Cells with regulatory functions have been frequently described in Leishmania infections, and the existence of concomitant immunity is discussed (Belkaid et al. 2002, 2006, 2007) This phenomenon consists in the long-term persistence of pathogens in a host that is also able to maintain strong resistance to reinfection. In the murine model of infection with L. major, CD4+CD25+ T cells accumulate in the dermis, where they suppress - by both interleukin-10-dependent and interleukin-10-independent mechanisms - the ability of CD4+CD25- effector T cells to eliminate the parasite from the site. The sterilizing immunity achieved in mice with impaired IL-10 activity is followed by the loss of immunity to reinfection, indicating that the equilibrium established between effector and regulatory T cells in sites of chronic infection might reflect both parasite and host survival strategies (Belkaid et al., 2002).

Regarding the experimental infection with Leishmania (Viannia) braziliensis, a Treg activity has also been related.
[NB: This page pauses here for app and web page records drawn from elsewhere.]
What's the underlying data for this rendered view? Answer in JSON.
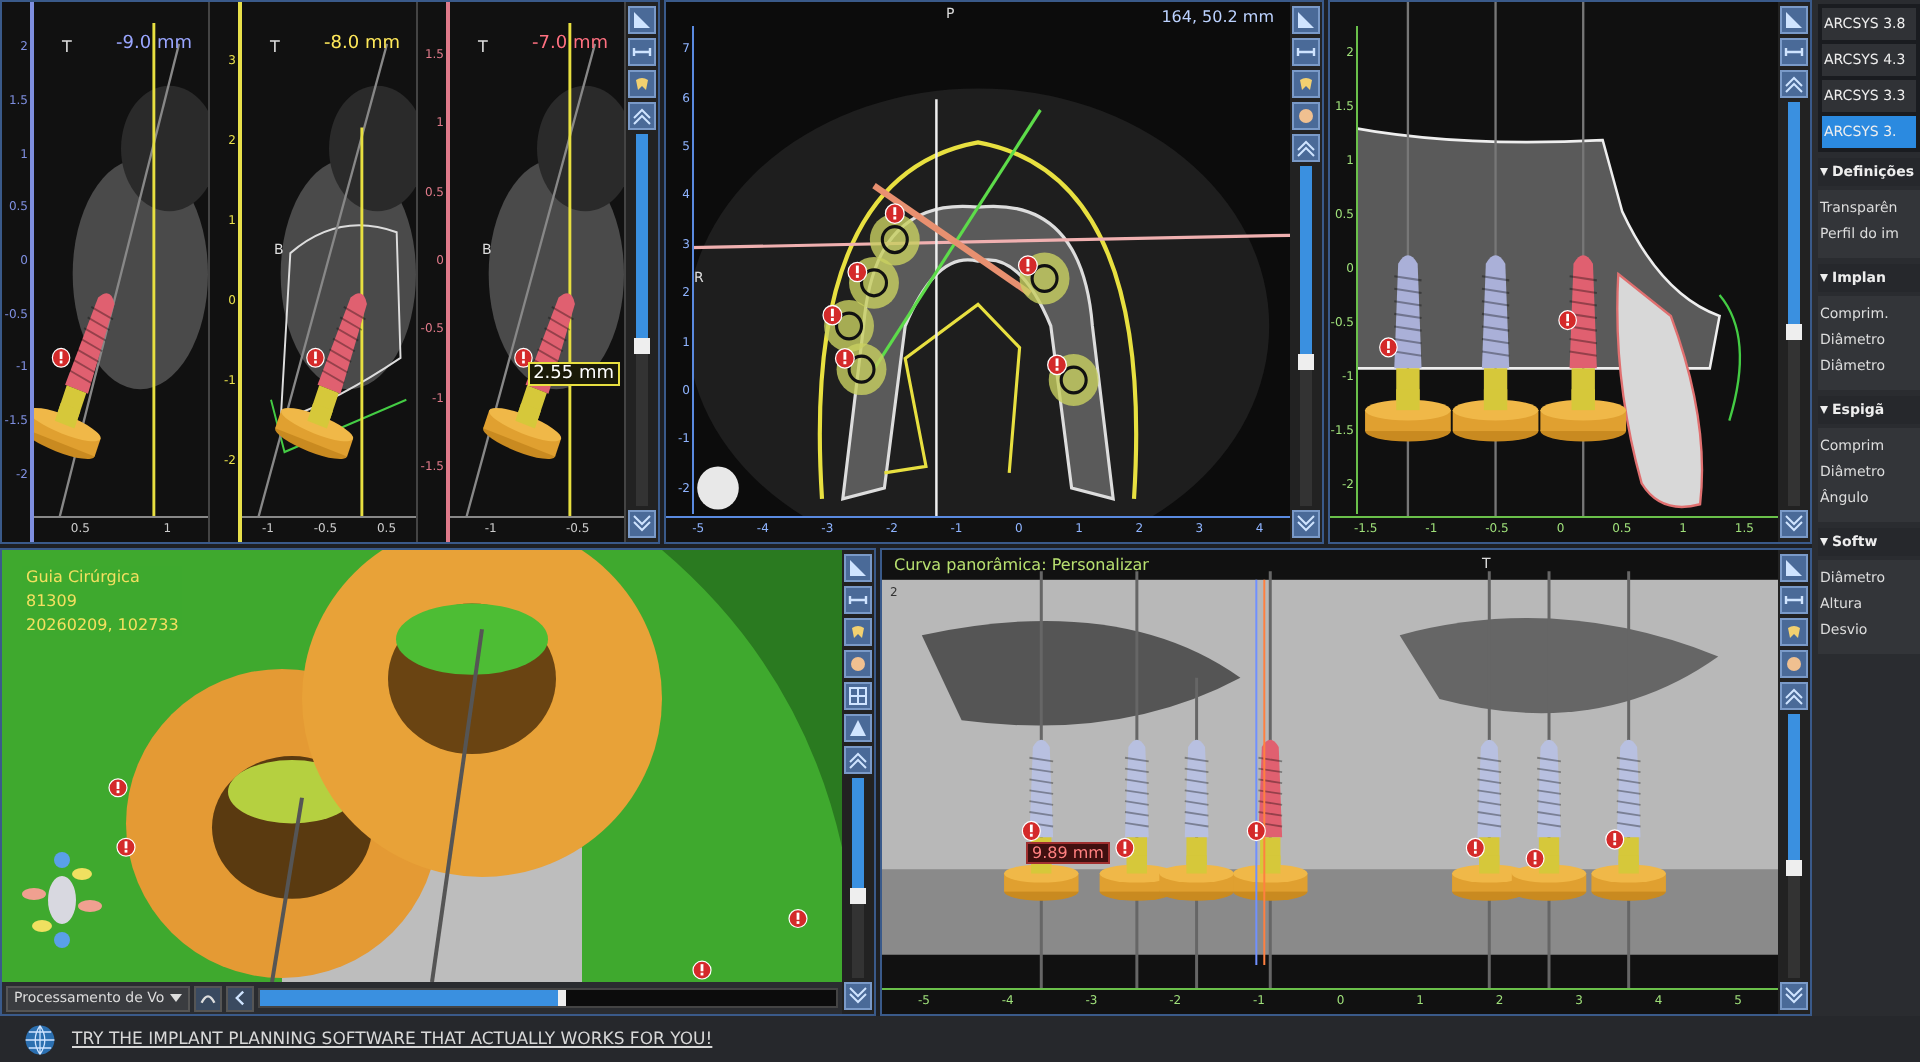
{
  "cross_sections": [
    {
      "top_label": "T",
      "offset": "-9.0 mm",
      "color": "#7f8fe0",
      "y_ticks": [
        "2",
        "1.5",
        "1",
        "0.5",
        "0",
        "-0.5",
        "-1",
        "-1.5",
        "-2"
      ],
      "x_ticks": [
        "0.5",
        "1"
      ]
    },
    {
      "top_label": "T",
      "offset": "-8.0 mm",
      "side_label": "B",
      "color": "#e8e04a",
      "y_ticks": [
        "3",
        "2",
        "1",
        "0",
        "-1",
        "-2"
      ],
      "x_ticks": [
        "-1",
        "-0.5",
        "0.5"
      ]
    },
    {
      "top_label": "T",
      "offset": "-7.0 mm",
      "side_label": "B",
      "measurement": "2.55 mm",
      "color": "#e07a8a",
      "y_ticks": [
        "1.5",
        "1",
        "0.5",
        "0",
        "-0.5",
        "-1",
        "-1.5"
      ],
      "x_ticks": [
        "-1",
        "-0.5"
      ]
    }
  ],
  "axial": {
    "coords": "164, 50.2 mm",
    "top_label": "P",
    "side_label": "R",
    "y_ticks": [
      "7",
      "6",
      "5",
      "4",
      "3",
      "2",
      "1",
      "0",
      "-1",
      "-2"
    ],
    "x_ticks": [
      "-5",
      "-4",
      "-3",
      "-2",
      "-1",
      "0",
      "1",
      "2",
      "3",
      "4"
    ]
  },
  "sagittal": {
    "y_ticks": [
      "2",
      "1.5",
      "1",
      "0.5",
      "0",
      "-0.5",
      "-1",
      "-1.5",
      "-2"
    ],
    "x_ticks": [
      "-1.5",
      "-1",
      "-0.5",
      "0",
      "0.5",
      "1",
      "1.5"
    ]
  },
  "view_3d": {
    "info_lines": [
      "Guia Cirúrgica",
      "81309",
      "20260209, 102733"
    ],
    "render_mode": "Processamento de Vo",
    "slider": {
      "level": 0.53
    }
  },
  "panoramic": {
    "title": "Curva panorâmica: Personalizar",
    "top_label": "T",
    "y_tick": "2",
    "measurement": "9.89 mm",
    "x_ticks": [
      "-5",
      "-4",
      "-3",
      "-2",
      "-1",
      "0",
      "1",
      "2",
      "3",
      "4",
      "5"
    ]
  },
  "sidebar": {
    "implants": [
      {
        "label": "ARCSYS 3.8",
        "selected": false
      },
      {
        "label": "ARCSYS 4.3",
        "selected": false
      },
      {
        "label": "ARCSYS 3.3",
        "selected": false
      },
      {
        "label": "ARCSYS 3.",
        "selected": true
      }
    ],
    "sections": [
      {
        "title": "Definições",
        "expanded": true,
        "fields": [
          "Transparên",
          "Perfil do im"
        ]
      },
      {
        "title": "Implan",
        "expanded": true,
        "fields": [
          "Comprim.",
          "Diâmetro",
          "Diâmetro"
        ]
      },
      {
        "title": "Espigã",
        "expanded": true,
        "fields": [
          "Comprim",
          "Diâmetro",
          "Ângulo"
        ]
      },
      {
        "title": "Softw",
        "expanded": true,
        "fields": [
          "Diâmetro",
          "Altura",
          "Desvio"
        ]
      }
    ]
  },
  "footer": {
    "link": "TRY THE IMPLANT PLANNING SOFTWARE THAT ACTUALLY WORKS FOR YOU!"
  }
}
CD4+CD25+ cells expressing GITR, CD103 and Foxp3 were detected throughout the duration of clinical disease both at the ear and in draining lymph nodes of infected mice. In both sites, they were capable of suppress CD4+CD25- proliferation. Interestingly, in the outcome of a reinfection, parasites were mainly detected in the LN draining the primary infection site where a high frequency of CD4+IFN-γ+ T cells was also present. Thus, in this model, Tregs are present in healed mice but this population does not compromise an effective immune response upon reinfection with L. braziliensis (Falcão et al., 2012).

Suppression of T cell response is thought to be involved in the pathogenesis of human leishmaniasis. In patients with CL caused by L. braziliensis, a frequency of CD4+CD25+ cells was observed in the skin lesions, along with expression of CTLA-4 and GITR markers and secretion of IL-10 and TGF-β. Moreover, CD4+CD25+ T cells in peripheral blood (PB) from the same patients exhibited higher levels of CTLA-4 than healthy individuals (Campanelli et al., 2006). Because CTLA-4 is highly expressed on Treg cells [Campanelli 13, 14], and because it is supposed that this molecule plays an important role in their suppressor function [14], it is possible that the suppressor activity of CD4+CD25+ T cells was increased in the patients with CL.

A similar immune regulation in human visceral leishmaniasis is observed. The presence of CD4+CD25+ in the bone marrow, one of the disease sites, and the production of IL- 10 by these lymphocytes may inhibit T cell activation in IL-10 dependent manner (Rai et al., 2012). In contrast, CD4+CD25+ lymphocytes did not accumulate in and were not a major source of IL-10 in the spleen, and their removal did not rescue antigen-specific interferon-γ responses. Thus, in different sites the regulation of immune response may be performed by different T cell subpopulations, once IL-10 is secreted in the spleen by CD25-Foxp3- T cells (Nylén et al., 2007).

It is also interesting to investigate whether there is an influence of mechanisms of immune regulation on the response to chemotherapy. The analysis of the frequency of CD25+ cells in PB from patients with active and cured CL showed a higher presence of cells expressing this marker after treatment. Thus, CD25+ T cell expansion, presented by patients, may be due the role of these cells in the modulation of an exacerbated response by effector T cells, and maintenance of a small number of parasites in the localized lesion as an antigenic stimulus to prevent reinfection (Almeida et al., 2010). Among all the data obtained so far, immune regulation seems to happen as a way to maintain a homeostatic environment to allow the achievement of clinical cure by the host and the parasite persistence. Nevertheless, conclusive role of Treg cells in suppression of immunity in patients and its consequences is yet to be well defined.


A The balance between the innate and adaptive immune system and the parasite evasion mechanisms is critical for the decision if disease is observed and if (lifelong) immunity develops (Maurer, 2009).